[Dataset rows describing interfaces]
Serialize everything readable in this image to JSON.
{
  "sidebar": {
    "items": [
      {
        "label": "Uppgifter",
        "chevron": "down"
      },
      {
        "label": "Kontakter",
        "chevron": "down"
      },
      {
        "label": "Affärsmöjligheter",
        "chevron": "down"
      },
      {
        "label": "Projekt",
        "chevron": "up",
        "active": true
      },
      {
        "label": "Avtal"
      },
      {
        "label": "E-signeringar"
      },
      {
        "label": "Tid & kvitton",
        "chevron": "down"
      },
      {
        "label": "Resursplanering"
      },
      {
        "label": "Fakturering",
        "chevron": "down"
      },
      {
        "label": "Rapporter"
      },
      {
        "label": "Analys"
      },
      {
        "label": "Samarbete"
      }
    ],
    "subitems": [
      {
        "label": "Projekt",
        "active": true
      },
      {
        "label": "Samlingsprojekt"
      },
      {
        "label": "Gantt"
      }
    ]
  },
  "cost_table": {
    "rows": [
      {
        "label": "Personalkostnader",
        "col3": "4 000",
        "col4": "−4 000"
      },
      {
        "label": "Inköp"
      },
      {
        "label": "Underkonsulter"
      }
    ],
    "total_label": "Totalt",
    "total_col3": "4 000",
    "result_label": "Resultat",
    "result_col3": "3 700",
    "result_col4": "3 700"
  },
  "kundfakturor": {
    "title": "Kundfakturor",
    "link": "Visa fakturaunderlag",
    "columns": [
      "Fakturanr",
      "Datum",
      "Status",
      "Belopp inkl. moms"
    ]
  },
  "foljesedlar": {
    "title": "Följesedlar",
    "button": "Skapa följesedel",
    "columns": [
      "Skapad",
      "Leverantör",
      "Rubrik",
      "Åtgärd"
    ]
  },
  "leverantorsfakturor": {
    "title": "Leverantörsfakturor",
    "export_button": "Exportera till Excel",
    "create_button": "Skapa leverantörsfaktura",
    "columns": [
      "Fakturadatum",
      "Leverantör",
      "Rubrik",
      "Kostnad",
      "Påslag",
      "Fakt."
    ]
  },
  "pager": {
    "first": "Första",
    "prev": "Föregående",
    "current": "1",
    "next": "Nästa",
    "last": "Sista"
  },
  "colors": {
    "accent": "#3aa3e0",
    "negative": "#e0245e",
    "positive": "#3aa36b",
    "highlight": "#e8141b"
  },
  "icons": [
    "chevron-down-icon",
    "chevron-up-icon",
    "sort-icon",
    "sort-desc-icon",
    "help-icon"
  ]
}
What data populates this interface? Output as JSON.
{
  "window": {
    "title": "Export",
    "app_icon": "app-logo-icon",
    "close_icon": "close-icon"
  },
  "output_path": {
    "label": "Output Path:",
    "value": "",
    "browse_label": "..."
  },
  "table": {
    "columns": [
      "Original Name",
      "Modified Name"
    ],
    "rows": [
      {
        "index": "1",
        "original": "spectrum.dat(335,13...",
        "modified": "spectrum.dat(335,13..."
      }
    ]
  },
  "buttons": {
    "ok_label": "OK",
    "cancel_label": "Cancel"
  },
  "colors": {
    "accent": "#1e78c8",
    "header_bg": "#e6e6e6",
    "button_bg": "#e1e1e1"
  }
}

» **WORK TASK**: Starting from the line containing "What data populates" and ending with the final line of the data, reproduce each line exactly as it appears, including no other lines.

» **ANSWER AREA**:
What data populates this interface? Output as JSON.
{
  "window": {
    "title": "Export",
    "app_icon": "app-logo-icon",
    "close_icon": "close-icon"
  },
  "output_path": {
    "label": "Output Path:",
    "value": "",
    "browse_label": "..."
  },
  "table": {
    "columns": [
      "Original Name",
      "Modified Name"
    ],
    "rows": [
      {
        "index": "1",
        "original": "spectrum.dat(335,13...",
        "modified": "spectrum.dat(335,13..."
      }
    ]
  },
  "buttons": {
    "ok_label": "OK",
    "cancel_label": "Cancel"
  },
  "colors": {
    "accent": "#1e78c8",
    "header_bg": "#e6e6e6",
    "button_bg": "#e1e1e1"
  }
}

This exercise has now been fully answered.